In an age where newborn babies are dumped on roadsides and children ‘dump’ their parents in ‘Homes for Elders’, the efforts of an elderly woman to care for her visually handicapped daughter, son-in-law and their two children, in the Galewela area, has drawn praise from the villagers.
Indra Kumari, now in her 70s, found that her eldest daughter was visually handicapped, and after her education, was given in marriage to a man who had arrived in the village for employment.
However, Somapala, her son-in-law, gradually lost his eyesight too adding further burden on the family.
“I never gave up hope and wanted to take care of the family,” Ms. Kumari said.
“But unfortunately, the two children born to them were also blind. But I was still determined to help the family and educate the children,” she said.
Her 25-year labour of love has brought results.

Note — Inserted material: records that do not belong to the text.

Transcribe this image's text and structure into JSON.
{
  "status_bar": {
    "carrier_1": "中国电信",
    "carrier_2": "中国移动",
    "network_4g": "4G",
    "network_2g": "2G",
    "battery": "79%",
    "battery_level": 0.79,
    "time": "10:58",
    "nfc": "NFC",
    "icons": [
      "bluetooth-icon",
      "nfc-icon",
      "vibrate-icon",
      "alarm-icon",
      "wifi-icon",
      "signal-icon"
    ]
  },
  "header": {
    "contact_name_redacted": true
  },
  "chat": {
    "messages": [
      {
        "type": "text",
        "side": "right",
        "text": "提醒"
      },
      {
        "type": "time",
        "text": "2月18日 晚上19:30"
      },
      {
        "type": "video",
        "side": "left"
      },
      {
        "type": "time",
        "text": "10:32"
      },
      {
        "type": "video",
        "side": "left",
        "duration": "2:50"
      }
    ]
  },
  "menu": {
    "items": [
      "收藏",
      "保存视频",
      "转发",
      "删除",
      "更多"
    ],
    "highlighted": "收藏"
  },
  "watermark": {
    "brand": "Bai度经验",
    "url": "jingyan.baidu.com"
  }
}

The eldest granddaughter, Subhashini has graduated, while the other, Nandana is an undergraduate.
“I made up my mind that I would never allow this family to be neglected due to their disabilities. My grand-daughter was educated at Tholambugala Maha Vidyalya, where she performed well, and later entered Galewela Maha Vidyalaya, before gaining entrance to the Peradeniya University”, she said.
“My grandson too is a second-year undergraduate. I worked as a labourer in the paddy fields to fend for the family. I took my grandchildren to school, and even took them to the university for admission,” she said.
“In addition to my own efforts, my third son Herath Banda, who was serving in the Army, was a source of strength to me, but he was killed while in service, making it more difficult to care for the family,” she said.
“My granddaughter is now looking for suitable employment. It was courage and determination that helped me to support the family,” Ms. Kumari said.